__Source records__
□ □ □ □ □

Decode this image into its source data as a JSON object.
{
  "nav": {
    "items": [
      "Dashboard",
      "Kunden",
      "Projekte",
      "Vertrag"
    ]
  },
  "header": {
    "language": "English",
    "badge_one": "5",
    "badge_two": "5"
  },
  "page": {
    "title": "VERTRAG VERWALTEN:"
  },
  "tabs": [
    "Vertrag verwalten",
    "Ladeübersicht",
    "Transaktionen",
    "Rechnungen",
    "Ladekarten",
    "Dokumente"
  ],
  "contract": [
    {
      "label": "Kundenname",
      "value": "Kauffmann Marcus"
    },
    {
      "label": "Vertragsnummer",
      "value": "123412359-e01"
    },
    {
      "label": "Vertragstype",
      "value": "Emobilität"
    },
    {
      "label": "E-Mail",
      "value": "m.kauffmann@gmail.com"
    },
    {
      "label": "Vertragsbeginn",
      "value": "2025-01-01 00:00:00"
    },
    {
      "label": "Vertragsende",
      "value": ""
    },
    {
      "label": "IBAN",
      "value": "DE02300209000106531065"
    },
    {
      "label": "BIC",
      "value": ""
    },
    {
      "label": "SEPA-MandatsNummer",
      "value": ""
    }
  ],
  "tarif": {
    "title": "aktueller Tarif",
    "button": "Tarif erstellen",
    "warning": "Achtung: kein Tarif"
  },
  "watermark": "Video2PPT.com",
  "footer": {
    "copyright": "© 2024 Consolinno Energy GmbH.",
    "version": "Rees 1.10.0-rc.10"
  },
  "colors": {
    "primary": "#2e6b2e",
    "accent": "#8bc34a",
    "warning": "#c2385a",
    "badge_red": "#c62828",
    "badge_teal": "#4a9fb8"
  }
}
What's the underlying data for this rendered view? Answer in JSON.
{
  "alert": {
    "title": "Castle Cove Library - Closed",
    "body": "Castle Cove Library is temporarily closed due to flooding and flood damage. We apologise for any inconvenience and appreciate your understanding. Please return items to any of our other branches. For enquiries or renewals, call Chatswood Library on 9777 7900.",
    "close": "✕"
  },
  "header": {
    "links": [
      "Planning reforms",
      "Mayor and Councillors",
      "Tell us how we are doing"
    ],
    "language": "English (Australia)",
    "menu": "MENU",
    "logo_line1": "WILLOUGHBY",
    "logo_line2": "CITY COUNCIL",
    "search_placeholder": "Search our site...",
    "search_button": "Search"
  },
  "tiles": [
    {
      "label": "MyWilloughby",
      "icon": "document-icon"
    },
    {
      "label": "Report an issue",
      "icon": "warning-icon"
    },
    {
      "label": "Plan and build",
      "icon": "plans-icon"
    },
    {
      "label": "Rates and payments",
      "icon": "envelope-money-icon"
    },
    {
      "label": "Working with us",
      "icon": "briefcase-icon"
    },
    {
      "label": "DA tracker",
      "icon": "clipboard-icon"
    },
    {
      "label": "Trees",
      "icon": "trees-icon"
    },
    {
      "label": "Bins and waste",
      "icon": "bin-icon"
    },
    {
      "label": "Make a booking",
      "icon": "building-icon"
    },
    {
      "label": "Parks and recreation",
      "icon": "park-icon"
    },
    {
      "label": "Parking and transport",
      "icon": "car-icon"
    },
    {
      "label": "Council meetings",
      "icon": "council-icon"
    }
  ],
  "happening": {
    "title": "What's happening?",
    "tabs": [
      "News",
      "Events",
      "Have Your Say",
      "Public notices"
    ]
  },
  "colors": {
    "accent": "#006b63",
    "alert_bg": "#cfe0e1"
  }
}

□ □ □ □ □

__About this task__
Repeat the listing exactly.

__Output of the task__
Decode this image into its source data as a JSON object.
{
  "nav": {
    "items": [
      "Dashboard",
      "Kunden",
      "Projekte",
      "Vertrag"
    ]
  },
  "header": {
    "language": "English",
    "badge_one": "5",
    "badge_two": "5"
  },
  "page": {
    "title": "VERTRAG VERWALTEN:"
  },
  "tabs": [
    "Vertrag verwalten",
    "Ladeübersicht",
    "Transaktionen",
    "Rechnungen",
    "Ladekarten",
    "Dokumente"
  ],
  "contract": [
    {
      "label": "Kundenname",
      "value": "Kauffmann Marcus"
    },
    {
      "label": "Vertragsnummer",
      "value": "123412359-e01"
    },
    {
      "label": "Vertragstype",
      "value": "Emobilität"
    },
    {
      "label": "E-Mail",
      "value": "m.kauffmann@gmail.com"
    },
    {
      "label": "Vertragsbeginn",
      "value": "2025-01-01 00:00:00"
    },
    {
      "label": "Vertragsende",
      "value": ""
    },
    {
      "label": "IBAN",
      "value": "DE02300209000106531065"
    },
    {
      "label": "BIC",
      "value": ""
    },
    {
      "label": "SEPA-MandatsNummer",
      "value": ""
    }
  ],
  "tarif": {
    "title": "aktueller Tarif",
    "button": "Tarif erstellen",
    "warning": "Achtung: kein Tarif"
  },
  "watermark": "Video2PPT.com",
  "footer": {
    "copyright": "© 2024 Consolinno Energy GmbH.",
    "version": "Rees 1.10.0-rc.10"
  },
  "colors": {
    "primary": "#2e6b2e",
    "accent": "#8bc34a",
    "warning": "#c2385a",
    "badge_red": "#c62828",
    "badge_teal": "#4a9fb8"
  }
}
What's the underlying data for this rendered view? Answer in JSON.
{
  "alert": {
    "title": "Castle Cove Library - Closed",
    "body": "Castle Cove Library is temporarily closed due to flooding and flood damage. We apologise for any inconvenience and appreciate your understanding. Please return items to any of our other branches. For enquiries or renewals, call Chatswood Library on 9777 7900.",
    "close": "✕"
  },
  "header": {
    "links": [
      "Planning reforms",
      "Mayor and Councillors",
      "Tell us how we are doing"
    ],
    "language": "English (Australia)",
    "menu": "MENU",
    "logo_line1": "WILLOUGHBY",
    "logo_line2": "CITY COUNCIL",
    "search_placeholder": "Search our site...",
    "search_button": "Search"
  },
  "tiles": [
    {
      "label": "MyWilloughby",
      "icon": "document-icon"
    },
    {
      "label": "Report an issue",
      "icon": "warning-icon"
    },
    {
      "label": "Plan and build",
      "icon": "plans-icon"
    },
    {
      "label": "Rates and payments",
      "icon": "envelope-money-icon"
    },
    {
      "label": "Working with us",
      "icon": "briefcase-icon"
    },
    {
      "label": "DA tracker",
      "icon": "clipboard-icon"
    },
    {
      "label": "Trees",
      "icon": "trees-icon"
    },
    {
      "label": "Bins and waste",
      "icon": "bin-icon"
    },
    {
      "label": "Make a booking",
      "icon": "building-icon"
    },
    {
      "label": "Parks and recreation",
      "icon": "park-icon"
    },
    {
      "label": "Parking and transport",
      "icon": "car-icon"
    },
    {
      "label": "Council meetings",
      "icon": "council-icon"
    }
  ],
  "happening": {
    "title": "What's happening?",
    "tabs": [
      "News",
      "Events",
      "Have Your Say",
      "Public notices"
    ]
  },
  "colors": {
    "accent": "#006b63",
    "alert_bg": "#cfe0e1"
  }
}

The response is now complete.